## Try it
When the material ends, stop; until then, set down every line exactly.

## Provided data
········
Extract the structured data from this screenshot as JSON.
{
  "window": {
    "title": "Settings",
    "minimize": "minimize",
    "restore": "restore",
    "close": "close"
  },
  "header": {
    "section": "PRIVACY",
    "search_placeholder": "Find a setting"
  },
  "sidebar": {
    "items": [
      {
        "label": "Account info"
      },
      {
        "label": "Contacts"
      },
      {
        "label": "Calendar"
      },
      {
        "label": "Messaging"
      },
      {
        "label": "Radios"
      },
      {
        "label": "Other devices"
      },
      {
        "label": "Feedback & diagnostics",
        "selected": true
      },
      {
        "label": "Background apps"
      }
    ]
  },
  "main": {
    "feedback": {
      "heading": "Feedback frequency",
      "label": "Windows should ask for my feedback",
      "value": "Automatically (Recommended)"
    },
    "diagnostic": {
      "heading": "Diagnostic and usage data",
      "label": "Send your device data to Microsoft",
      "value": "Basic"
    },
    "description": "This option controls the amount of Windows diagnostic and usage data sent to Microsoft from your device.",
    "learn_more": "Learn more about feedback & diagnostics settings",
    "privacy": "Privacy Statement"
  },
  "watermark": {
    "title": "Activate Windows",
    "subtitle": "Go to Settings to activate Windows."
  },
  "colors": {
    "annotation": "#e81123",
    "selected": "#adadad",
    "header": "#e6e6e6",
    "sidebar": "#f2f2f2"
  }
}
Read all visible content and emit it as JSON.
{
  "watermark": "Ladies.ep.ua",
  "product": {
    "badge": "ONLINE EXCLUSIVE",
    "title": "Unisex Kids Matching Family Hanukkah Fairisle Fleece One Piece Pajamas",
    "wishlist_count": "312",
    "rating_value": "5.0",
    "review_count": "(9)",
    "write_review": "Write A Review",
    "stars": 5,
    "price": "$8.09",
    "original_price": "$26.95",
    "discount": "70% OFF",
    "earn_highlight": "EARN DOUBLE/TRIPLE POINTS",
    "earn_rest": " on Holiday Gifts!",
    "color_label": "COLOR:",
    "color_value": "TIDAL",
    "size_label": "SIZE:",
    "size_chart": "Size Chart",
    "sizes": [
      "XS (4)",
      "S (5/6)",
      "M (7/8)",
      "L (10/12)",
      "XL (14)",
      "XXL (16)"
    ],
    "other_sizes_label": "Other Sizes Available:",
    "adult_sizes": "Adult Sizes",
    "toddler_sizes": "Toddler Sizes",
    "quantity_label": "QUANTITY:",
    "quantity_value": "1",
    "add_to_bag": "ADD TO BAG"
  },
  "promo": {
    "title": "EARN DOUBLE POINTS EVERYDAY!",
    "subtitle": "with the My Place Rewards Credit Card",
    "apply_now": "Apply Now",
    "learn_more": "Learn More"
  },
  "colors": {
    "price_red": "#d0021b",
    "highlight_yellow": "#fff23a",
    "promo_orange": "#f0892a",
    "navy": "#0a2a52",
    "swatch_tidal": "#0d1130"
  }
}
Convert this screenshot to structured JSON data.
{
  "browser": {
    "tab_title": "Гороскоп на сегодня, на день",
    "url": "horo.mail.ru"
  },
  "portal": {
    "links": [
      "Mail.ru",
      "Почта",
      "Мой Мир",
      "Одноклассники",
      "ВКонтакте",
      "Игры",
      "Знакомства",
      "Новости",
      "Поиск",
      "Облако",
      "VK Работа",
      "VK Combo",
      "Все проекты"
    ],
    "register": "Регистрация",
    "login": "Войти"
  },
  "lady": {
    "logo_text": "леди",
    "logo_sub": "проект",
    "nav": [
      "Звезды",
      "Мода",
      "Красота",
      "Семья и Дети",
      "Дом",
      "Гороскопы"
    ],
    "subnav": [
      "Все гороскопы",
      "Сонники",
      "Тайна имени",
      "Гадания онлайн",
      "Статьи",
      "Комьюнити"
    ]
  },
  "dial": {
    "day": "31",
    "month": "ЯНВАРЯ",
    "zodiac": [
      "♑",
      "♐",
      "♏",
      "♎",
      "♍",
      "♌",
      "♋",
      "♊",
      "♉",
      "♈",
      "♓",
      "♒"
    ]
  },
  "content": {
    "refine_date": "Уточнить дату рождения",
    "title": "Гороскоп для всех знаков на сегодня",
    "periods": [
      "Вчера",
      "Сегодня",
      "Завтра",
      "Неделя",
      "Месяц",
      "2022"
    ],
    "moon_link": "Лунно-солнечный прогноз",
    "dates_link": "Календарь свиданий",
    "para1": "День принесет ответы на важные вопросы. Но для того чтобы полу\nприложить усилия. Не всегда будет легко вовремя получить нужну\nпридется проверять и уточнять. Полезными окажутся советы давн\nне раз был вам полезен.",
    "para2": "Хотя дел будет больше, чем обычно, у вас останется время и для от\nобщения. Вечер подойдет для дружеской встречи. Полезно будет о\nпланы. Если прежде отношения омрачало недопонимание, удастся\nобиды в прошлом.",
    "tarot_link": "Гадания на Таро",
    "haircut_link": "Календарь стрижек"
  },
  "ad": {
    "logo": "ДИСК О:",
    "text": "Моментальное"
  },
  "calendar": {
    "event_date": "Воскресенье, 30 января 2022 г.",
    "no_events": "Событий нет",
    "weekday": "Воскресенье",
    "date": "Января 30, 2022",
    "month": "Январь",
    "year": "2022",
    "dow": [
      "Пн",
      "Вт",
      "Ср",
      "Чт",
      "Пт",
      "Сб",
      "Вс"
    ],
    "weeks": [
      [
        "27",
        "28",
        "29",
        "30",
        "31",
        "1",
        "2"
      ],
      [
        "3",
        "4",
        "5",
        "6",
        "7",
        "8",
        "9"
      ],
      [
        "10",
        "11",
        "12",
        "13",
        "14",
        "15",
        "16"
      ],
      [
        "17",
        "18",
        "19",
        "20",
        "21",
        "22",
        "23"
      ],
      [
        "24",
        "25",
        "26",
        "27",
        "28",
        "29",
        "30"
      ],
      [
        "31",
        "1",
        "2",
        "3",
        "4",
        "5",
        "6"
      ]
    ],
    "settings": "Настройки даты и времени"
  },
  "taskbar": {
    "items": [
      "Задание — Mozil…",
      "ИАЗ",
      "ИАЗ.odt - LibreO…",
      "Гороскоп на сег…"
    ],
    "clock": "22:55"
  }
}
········
## Solution for this problem
Extract the structured data from this screenshot as JSON.
{
  "window": {
    "title": "Settings",
    "minimize": "minimize",
    "restore": "restore",
    "close": "close"
  },
  "header": {
    "section": "PRIVACY",
    "search_placeholder": "Find a setting"
  },
  "sidebar": {
    "items": [
      {
        "label": "Account info"
      },
      {
        "label": "Contacts"
      },
      {
        "label": "Calendar"
      },
      {
        "label": "Messaging"
      },
      {
        "label": "Radios"
      },
      {
        "label": "Other devices"
      },
      {
        "label": "Feedback & diagnostics",
        "selected": true
      },
      {
        "label": "Background apps"
      }
    ]
  },
  "main": {
    "feedback": {
      "heading": "Feedback frequency",
      "label": "Windows should ask for my feedback",
      "value": "Automatically (Recommended)"
    },
    "diagnostic": {
      "heading": "Diagnostic and usage data",
      "label": "Send your device data to Microsoft",
      "value": "Basic"
    },
    "description": "This option controls the amount of Windows diagnostic and usage data sent to Microsoft from your device.",
    "learn_more": "Learn more about feedback & diagnostics settings",
    "privacy": "Privacy Statement"
  },
  "watermark": {
    "title": "Activate Windows",
    "subtitle": "Go to Settings to activate Windows."
  },
  "colors": {
    "annotation": "#e81123",
    "selected": "#adadad",
    "header": "#e6e6e6",
    "sidebar": "#f2f2f2"
  }
}
Read all visible content and emit it as JSON.
{
  "watermark": "Ladies.ep.ua",
  "product": {
    "badge": "ONLINE EXCLUSIVE",
    "title": "Unisex Kids Matching Family Hanukkah Fairisle Fleece One Piece Pajamas",
    "wishlist_count": "312",
    "rating_value": "5.0",
    "review_count": "(9)",
    "write_review": "Write A Review",
    "stars": 5,
    "price": "$8.09",
    "original_price": "$26.95",
    "discount": "70% OFF",
    "earn_highlight": "EARN DOUBLE/TRIPLE POINTS",
    "earn_rest": " on Holiday Gifts!",
    "color_label": "COLOR:",
    "color_value": "TIDAL",
    "size_label": "SIZE:",
    "size_chart": "Size Chart",
    "sizes": [
      "XS (4)",
      "S (5/6)",
      "M (7/8)",
      "L (10/12)",
      "XL (14)",
      "XXL (16)"
    ],
    "other_sizes_label": "Other Sizes Available:",
    "adult_sizes": "Adult Sizes",
    "toddler_sizes": "Toddler Sizes",
    "quantity_label": "QUANTITY:",
    "quantity_value": "1",
    "add_to_bag": "ADD TO BAG"
  },
  "promo": {
    "title": "EARN DOUBLE POINTS EVERYDAY!",
    "subtitle": "with the My Place Rewards Credit Card",
    "apply_now": "Apply Now",
    "learn_more": "Learn More"
  },
  "colors": {
    "price_red": "#d0021b",
    "highlight_yellow": "#fff23a",
    "promo_orange": "#f0892a",
    "navy": "#0a2a52",
    "swatch_tidal": "#0d1130"
  }
}
Convert this screenshot to structured JSON data.
{
  "browser": {
    "tab_title": "Гороскоп на сегодня, на день",
    "url": "horo.mail.ru"
  },
  "portal": {
    "links": [
      "Mail.ru",
      "Почта",
      "Мой Мир",
      "Одноклассники",
      "ВКонтакте",
      "Игры",
      "Знакомства",
      "Новости",
      "Поиск",
      "Облако",
      "VK Работа",
      "VK Combo",
      "Все проекты"
    ],
    "register": "Регистрация",
    "login": "Войти"
  },
  "lady": {
    "logo_text": "леди",
    "logo_sub": "проект",
    "nav": [
      "Звезды",
      "Мода",
      "Красота",
      "Семья и Дети",
      "Дом",
      "Гороскопы"
    ],
    "subnav": [
      "Все гороскопы",
      "Сонники",
      "Тайна имени",
      "Гадания онлайн",
      "Статьи",
      "Комьюнити"
    ]
  },
  "dial": {
    "day": "31",
    "month": "ЯНВАРЯ",
    "zodiac": [
      "♑",
      "♐",
      "♏",
      "♎",
      "♍",
      "♌",
      "♋",
      "♊",
      "♉",
      "♈",
      "♓",
      "♒"
    ]
  },
  "content": {
    "refine_date": "Уточнить дату рождения",
    "title": "Гороскоп для всех знаков на сегодня",
    "periods": [
      "Вчера",
      "Сегодня",
      "Завтра",
      "Неделя",
      "Месяц",
      "2022"
    ],
    "moon_link": "Лунно-солнечный прогноз",
    "dates_link": "Календарь свиданий",
    "para1": "День принесет ответы на важные вопросы. Но для того чтобы полу\nприложить усилия. Не всегда будет легко вовремя получить нужну\nпридется проверять и уточнять. Полезными окажутся советы давн\nне раз был вам полезен.",
    "para2": "Хотя дел будет больше, чем обычно, у вас останется время и для от\nобщения. Вечер подойдет для дружеской встречи. Полезно будет о\nпланы. Если прежде отношения омрачало недопонимание, удастся\nобиды в прошлом.",
    "tarot_link": "Гадания на Таро",
    "haircut_link": "Календарь стрижек"
  },
  "ad": {
    "logo": "ДИСК О:",
    "text": "Моментальное"
  },
  "calendar": {
    "event_date": "Воскресенье, 30 января 2022 г.",
    "no_events": "Событий нет",
    "weekday": "Воскресенье",
    "date": "Января 30, 2022",
    "month": "Январь",
    "year": "2022",
    "dow": [
      "Пн",
      "Вт",
      "Ср",
      "Чт",
      "Пт",
      "Сб",
      "Вс"
    ],
    "weeks": [
      [
        "27",
        "28",
        "29",
        "30",
        "31",
        "1",
        "2"
      ],
      [
        "3",
        "4",
        "5",
        "6",
        "7",
        "8",
        "9"
      ],
      [
        "10",
        "11",
        "12",
        "13",
        "14",
        "15",
        "16"
      ],
      [
        "17",
        "18",
        "19",
        "20",
        "21",
        "22",
        "23"
      ],
      [
        "24",
        "25",
        "26",
        "27",
        "28",
        "29",
        "30"
      ],
      [
        "31",
        "1",
        "2",
        "3",
        "4",
        "5",
        "6"
      ]
    ],
    "settings": "Настройки даты и времени"
  },
  "taskbar": {
    "items": [
      "Задание — Mozil…",
      "ИАЗ",
      "ИАЗ.odt - LibreO…",
      "Гороскоп на сег…"
    ],
    "clock": "22:55"
  }
}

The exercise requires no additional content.